“We have had many companies and families compete as individuals or in a relay team where one person does the run and the other finishes with the swim – so there is something for everyone, including different distances.”
Race distances and age groups will be divided in to three different distances and respective age groups within each category.
The Super Sprint will be a 200m swim and 2.5km run for those aged 12 and under.
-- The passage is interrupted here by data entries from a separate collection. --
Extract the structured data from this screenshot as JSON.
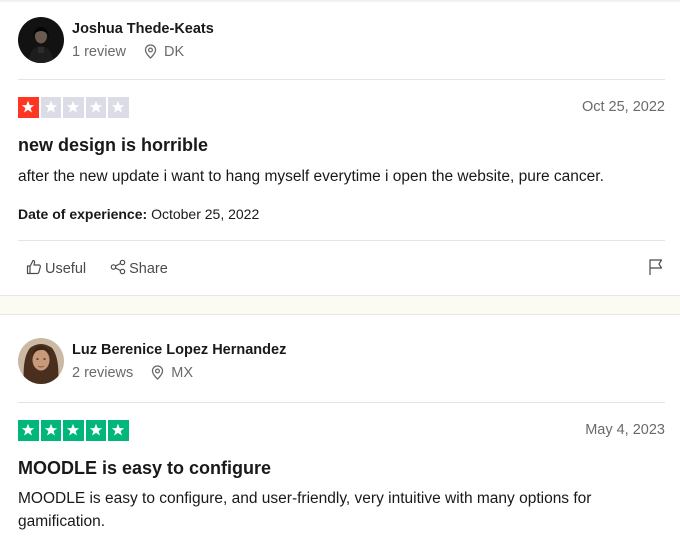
{
  "reviews": [
    {
      "consumer": {
        "name": "Joshua Thede-Keats",
        "review_count": "1 review",
        "country": "DK"
      },
      "rating": 1,
      "date": "Oct 25, 2022",
      "title": "new design is horrible",
      "body": "after the new update i want to hang myself everytime i open the website, pure cancer.",
      "experience_label": "Date of experience:",
      "experience_date": "October 25, 2022",
      "actions": {
        "useful": "Useful",
        "share": "Share"
      }
    },
    {
      "consumer": {
        "name": "Luz Berenice Lopez Hernandez",
        "review_count": "2 reviews",
        "country": "MX"
      },
      "rating": 5,
      "date": "May 4, 2023",
      "title": "MOODLE is easy to configure",
      "body": "MOODLE is easy to configure, and user-friendly, very intuitive with many options for gamification."
    }
  ],
  "colors": {
    "star_1": "#ff3722",
    "star_5": "#00b67a",
    "star_empty": "#dcdce6",
    "background": "#fcfbf3"
  },
  "icons": [
    "location-pin-icon",
    "thumbs-up-icon",
    "share-icon",
    "flag-icon",
    "star-icon"
  ]
}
The 13 to 18 years, 19 years and over, 18 years and under relay, and the 19 years and over age groups will all swim 375m with a 2.5km run.
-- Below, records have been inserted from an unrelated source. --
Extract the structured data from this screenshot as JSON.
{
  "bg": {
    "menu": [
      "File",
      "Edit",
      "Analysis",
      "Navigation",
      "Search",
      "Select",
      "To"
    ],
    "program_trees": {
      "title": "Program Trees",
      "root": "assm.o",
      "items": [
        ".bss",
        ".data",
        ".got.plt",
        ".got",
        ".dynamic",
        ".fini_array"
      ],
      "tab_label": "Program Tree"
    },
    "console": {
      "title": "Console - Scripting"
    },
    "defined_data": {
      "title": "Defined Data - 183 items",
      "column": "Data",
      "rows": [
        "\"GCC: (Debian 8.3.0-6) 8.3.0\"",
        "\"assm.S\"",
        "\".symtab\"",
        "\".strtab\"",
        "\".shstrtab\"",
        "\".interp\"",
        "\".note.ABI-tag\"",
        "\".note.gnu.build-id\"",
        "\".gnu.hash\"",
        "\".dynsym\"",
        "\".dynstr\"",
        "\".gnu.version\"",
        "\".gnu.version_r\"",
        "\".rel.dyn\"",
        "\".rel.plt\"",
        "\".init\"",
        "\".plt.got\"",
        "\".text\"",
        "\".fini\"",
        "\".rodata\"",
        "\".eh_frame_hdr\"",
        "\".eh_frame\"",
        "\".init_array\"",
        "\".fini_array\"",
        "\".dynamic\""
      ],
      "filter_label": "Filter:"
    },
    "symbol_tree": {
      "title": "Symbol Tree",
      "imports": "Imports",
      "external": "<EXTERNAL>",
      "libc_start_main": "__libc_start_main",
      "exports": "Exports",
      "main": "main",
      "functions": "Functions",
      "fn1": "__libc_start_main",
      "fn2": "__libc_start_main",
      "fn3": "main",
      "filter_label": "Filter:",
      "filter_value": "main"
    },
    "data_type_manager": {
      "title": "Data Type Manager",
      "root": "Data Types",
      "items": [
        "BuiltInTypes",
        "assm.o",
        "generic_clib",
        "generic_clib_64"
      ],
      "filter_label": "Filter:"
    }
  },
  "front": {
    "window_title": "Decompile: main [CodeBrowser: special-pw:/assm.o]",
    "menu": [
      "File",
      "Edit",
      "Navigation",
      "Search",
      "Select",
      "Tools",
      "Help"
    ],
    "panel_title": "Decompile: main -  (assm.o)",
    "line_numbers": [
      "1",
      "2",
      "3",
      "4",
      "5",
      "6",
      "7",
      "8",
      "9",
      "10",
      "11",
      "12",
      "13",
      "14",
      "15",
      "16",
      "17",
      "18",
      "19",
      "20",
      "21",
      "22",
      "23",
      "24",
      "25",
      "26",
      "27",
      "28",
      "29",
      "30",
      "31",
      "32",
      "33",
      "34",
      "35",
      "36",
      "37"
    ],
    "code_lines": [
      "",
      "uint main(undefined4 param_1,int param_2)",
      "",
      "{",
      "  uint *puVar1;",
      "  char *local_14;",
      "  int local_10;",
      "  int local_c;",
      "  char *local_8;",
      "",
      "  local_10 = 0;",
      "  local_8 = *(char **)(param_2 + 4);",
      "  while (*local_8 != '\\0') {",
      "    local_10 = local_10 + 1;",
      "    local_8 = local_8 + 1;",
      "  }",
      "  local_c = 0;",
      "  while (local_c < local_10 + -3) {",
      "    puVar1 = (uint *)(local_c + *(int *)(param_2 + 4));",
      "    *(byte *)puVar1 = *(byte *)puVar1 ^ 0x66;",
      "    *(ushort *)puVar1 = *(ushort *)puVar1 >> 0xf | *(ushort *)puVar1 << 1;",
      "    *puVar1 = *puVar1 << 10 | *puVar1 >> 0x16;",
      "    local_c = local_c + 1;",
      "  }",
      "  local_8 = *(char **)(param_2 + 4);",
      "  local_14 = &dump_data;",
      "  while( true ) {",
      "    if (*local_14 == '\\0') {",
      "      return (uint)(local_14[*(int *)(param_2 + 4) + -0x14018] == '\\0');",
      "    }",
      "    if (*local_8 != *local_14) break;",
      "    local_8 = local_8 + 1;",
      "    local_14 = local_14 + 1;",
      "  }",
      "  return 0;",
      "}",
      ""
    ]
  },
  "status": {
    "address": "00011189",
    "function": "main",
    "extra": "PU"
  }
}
The Sprint is an 800m swim and 5km run for the age groups of 18 years and under, 19 to 39 years, 40 to 49 years, 50 and over, as well as relays for all ages.
The Olympic distance is a 1.6km swim and 10km run with the same age groups as the Sprint distance.
Entries close on Wednesday (today) so head to www.supersportsdubai.com or contact Race Director Warren van der Merwe on 050 657 5021.
Three of the world’s leading female triathletes are set for a return to the ‘pure power’ 223km Abu Dhabi International Triathlon course and will fight for a chunk of the overall prize purse of $230,000 (Dh 844,858).
Having featured on the podium for the last few years, Switzerland’s Caroline Steffen, Canada’s Angela Naeth and Australia’s Melissa Hauschildt, are all familiar with the lung-bursting 3km swim, 200km bike ride and 20km run, yet have fallen short of taking home the top honours on each occasion.
Steffen has twice finished in the top three and believes her knowledge of the course and conditions, as well as her successful worldwide campaigns in 2012, will stand her in good stead for her fourth try, despite this year showcasing the strongest women’s field to date.
“The biggest factors in the race are heat, wind and the gruelling distance on the bike but luckily I like all these influences so I hope this will put me at the top,” said the two-time ITU Long Distance World Champion and former national swimmer.
Hot on Steffen’s heels though will be Canadian ‘pocket rocket’ Naeth, who last year had to settle for second place. She, however, marched on in 2012 to win the Rev3 Portland, 70.3 Ironman Syracuse, 70.3 Ironman St. Croix (in a course record), Leadman 125 Las Vegas and 70.3 Ironman Panama, and in 2013, shows no signs of slowing down.
“The biggest edge you can get in this race is just building the endurance needed to get away from the group,” she said. “Having the ability to push when needed on the bike will be key and that’s what I intend to do.”
As for 29-year-old Brisbane girl Hauschildt, she became an instant hit when she burst onto the pro circuit in 2010 and claimed every title she raced in, including the 70.3 World Championships. With a handful of in 2012, and a course record at the 70.3 Australian Pro Championships under her belt, she too is keen to prove her mettle.
“I’m in a competitive position to fight for the podium. L,I went in with a rolled ankle so my physical fitness is in much better condition this time,” she said.
Faisal Al Sheikh, events manager, Abu Dhabi Tourism & Culture Authority (TCA Abu Dhabi), which is behind the race, said: “Sport is about breaking down boundaries and to see so many female athletes take to the starting blocks is highly positive for triathlon’s future in the region.”